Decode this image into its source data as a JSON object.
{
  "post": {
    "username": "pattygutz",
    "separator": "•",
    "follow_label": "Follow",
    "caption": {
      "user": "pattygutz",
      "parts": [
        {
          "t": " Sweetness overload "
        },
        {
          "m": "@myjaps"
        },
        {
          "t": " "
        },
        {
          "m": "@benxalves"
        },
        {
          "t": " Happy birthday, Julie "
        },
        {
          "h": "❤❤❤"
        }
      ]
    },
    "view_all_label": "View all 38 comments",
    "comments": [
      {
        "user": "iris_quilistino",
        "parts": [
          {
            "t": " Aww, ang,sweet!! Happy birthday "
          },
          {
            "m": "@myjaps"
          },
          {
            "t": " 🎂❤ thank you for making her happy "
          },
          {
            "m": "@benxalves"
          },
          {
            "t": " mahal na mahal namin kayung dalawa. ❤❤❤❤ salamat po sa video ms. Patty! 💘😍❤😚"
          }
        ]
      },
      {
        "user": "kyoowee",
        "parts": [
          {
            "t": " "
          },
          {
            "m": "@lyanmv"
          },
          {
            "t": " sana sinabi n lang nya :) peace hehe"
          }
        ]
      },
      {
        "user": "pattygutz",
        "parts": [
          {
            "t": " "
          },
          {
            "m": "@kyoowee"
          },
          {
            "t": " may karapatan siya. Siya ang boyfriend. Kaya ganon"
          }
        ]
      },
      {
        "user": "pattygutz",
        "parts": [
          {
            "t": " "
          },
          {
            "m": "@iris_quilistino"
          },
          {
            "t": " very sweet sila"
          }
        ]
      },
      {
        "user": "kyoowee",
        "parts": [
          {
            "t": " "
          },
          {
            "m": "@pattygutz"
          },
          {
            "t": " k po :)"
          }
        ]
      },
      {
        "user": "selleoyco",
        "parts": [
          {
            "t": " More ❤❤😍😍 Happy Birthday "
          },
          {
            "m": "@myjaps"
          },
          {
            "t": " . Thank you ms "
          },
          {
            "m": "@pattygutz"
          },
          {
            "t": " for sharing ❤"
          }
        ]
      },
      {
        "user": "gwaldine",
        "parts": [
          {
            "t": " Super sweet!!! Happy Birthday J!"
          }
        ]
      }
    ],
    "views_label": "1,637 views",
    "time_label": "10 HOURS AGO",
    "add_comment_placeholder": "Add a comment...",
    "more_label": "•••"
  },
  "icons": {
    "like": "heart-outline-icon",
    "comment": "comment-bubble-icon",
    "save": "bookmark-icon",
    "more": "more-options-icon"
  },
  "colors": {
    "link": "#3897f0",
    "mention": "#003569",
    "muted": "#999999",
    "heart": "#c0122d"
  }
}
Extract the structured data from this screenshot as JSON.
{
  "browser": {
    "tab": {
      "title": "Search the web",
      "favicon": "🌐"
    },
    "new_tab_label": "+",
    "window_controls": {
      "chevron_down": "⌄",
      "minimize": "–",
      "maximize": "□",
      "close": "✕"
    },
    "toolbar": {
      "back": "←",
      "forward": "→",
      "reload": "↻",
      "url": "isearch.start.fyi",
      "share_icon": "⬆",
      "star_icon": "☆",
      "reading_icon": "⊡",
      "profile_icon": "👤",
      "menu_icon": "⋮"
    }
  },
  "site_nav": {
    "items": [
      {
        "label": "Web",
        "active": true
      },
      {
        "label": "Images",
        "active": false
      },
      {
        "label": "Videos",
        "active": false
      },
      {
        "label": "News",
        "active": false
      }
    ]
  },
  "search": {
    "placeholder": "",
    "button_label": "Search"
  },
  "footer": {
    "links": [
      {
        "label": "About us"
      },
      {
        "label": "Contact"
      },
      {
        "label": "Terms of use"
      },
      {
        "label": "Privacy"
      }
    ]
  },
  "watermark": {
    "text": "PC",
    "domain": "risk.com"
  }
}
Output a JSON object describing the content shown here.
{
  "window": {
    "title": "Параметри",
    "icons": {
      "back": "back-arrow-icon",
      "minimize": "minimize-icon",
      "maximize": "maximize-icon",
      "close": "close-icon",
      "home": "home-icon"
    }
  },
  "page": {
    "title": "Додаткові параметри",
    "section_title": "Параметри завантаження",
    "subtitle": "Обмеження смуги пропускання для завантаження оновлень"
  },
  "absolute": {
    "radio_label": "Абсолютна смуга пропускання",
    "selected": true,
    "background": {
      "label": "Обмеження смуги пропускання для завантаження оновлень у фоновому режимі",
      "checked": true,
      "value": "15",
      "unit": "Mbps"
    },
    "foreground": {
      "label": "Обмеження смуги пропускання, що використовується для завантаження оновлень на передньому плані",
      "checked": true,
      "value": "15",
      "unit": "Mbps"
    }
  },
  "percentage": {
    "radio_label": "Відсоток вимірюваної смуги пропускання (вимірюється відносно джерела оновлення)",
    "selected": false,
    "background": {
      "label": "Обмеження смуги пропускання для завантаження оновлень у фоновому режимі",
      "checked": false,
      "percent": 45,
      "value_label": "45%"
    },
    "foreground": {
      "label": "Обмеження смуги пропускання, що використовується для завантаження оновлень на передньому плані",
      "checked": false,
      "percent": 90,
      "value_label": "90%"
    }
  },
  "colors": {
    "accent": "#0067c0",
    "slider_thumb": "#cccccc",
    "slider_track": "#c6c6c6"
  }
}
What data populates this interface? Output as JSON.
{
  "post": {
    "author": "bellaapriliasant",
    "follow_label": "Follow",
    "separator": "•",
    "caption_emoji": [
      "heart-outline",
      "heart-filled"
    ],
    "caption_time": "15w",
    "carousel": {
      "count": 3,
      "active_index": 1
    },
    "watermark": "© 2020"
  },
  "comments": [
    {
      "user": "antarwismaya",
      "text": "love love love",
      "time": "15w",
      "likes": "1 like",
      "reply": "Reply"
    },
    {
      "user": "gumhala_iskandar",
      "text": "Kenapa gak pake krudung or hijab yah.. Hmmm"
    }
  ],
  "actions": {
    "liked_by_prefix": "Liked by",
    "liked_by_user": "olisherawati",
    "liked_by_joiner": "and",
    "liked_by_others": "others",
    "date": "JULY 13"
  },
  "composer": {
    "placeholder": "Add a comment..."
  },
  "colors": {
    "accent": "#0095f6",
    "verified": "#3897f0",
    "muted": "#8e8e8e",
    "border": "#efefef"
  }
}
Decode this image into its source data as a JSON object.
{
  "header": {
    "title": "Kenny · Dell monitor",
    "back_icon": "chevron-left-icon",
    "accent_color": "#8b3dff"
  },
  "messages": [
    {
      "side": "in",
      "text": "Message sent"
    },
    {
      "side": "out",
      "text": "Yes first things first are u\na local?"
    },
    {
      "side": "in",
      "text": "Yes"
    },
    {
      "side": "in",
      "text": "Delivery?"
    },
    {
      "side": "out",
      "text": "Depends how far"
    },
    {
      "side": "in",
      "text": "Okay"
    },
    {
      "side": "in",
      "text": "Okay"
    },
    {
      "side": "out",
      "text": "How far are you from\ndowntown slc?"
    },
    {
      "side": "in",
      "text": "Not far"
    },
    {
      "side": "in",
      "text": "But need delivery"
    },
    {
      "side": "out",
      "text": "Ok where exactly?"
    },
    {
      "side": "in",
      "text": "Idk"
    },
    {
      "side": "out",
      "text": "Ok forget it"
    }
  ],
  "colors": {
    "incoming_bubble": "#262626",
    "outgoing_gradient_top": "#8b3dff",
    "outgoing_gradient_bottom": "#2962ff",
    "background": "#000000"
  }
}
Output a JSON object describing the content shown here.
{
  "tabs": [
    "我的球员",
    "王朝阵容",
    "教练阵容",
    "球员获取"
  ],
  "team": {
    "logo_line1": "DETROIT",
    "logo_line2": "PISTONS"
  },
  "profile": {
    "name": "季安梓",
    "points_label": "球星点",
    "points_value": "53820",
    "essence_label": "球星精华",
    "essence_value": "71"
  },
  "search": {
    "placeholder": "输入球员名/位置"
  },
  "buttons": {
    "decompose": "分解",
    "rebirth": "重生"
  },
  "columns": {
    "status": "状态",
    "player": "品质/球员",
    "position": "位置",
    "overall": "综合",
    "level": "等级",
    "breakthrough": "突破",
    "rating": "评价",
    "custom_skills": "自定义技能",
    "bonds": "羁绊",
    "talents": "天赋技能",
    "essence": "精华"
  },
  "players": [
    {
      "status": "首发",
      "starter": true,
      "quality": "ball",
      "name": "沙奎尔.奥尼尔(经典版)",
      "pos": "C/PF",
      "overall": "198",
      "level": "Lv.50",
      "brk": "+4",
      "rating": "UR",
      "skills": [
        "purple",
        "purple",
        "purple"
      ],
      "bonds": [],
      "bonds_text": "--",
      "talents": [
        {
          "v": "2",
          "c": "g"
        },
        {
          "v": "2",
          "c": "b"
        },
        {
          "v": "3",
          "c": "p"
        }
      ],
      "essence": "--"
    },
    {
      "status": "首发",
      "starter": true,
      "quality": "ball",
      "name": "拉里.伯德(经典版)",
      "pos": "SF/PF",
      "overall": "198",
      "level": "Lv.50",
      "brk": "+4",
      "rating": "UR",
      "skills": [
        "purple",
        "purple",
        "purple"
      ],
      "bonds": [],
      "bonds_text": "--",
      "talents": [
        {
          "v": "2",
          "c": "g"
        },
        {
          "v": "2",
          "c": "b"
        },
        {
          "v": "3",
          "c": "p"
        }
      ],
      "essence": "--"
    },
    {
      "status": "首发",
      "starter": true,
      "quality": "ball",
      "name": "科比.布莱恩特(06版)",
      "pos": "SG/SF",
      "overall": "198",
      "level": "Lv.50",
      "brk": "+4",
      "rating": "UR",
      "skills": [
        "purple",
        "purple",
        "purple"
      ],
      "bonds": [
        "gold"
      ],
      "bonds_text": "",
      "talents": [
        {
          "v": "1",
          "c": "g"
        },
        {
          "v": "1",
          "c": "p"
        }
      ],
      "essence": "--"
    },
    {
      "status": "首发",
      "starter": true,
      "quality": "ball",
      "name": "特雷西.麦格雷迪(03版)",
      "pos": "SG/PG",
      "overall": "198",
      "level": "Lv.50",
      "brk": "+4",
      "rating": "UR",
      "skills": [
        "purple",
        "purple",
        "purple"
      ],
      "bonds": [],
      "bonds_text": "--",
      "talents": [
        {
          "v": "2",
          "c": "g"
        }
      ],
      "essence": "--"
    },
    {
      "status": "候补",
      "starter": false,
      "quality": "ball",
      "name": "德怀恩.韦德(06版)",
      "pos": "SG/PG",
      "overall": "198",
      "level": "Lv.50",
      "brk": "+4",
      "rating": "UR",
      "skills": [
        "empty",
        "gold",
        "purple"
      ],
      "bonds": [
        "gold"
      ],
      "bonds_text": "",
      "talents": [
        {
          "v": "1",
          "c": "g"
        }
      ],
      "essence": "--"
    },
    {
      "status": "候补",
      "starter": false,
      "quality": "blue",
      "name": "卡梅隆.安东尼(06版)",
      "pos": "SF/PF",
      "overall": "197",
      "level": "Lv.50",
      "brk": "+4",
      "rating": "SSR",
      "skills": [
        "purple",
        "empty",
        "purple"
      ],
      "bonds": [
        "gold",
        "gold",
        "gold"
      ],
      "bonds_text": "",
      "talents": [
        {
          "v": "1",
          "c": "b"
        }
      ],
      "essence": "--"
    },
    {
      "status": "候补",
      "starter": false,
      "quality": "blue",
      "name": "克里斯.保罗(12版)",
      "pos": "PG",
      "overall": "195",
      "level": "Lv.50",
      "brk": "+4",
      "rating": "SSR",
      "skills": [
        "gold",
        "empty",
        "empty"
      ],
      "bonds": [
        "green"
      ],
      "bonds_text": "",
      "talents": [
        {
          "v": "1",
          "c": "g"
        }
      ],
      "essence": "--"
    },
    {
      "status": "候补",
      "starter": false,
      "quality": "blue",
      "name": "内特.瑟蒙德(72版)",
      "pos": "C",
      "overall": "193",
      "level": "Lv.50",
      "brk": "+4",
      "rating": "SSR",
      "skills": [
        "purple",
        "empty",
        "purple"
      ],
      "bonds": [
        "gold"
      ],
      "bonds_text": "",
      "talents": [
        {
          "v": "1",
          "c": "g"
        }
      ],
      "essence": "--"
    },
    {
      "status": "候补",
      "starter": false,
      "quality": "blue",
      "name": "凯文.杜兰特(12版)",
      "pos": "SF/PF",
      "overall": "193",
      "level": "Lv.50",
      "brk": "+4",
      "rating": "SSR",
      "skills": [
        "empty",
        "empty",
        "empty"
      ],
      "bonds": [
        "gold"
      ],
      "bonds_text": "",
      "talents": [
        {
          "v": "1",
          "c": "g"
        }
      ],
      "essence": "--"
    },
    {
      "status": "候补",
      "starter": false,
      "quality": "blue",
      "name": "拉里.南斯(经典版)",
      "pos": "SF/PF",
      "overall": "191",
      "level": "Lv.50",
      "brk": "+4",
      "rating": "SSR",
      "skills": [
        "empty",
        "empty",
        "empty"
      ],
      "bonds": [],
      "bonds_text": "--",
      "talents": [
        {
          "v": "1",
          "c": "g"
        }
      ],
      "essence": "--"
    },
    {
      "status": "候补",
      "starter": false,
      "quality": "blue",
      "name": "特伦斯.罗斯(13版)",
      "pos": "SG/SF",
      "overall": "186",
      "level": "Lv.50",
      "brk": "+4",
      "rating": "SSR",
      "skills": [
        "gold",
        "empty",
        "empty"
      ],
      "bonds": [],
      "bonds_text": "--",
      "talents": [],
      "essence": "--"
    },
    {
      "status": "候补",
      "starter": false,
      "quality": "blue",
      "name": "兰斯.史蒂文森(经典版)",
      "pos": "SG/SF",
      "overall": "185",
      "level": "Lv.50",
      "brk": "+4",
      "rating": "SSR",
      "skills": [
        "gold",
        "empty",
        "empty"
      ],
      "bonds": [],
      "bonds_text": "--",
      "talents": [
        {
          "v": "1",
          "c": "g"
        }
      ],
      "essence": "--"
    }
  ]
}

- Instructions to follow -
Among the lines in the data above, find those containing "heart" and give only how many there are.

- Solution to the exercise -
4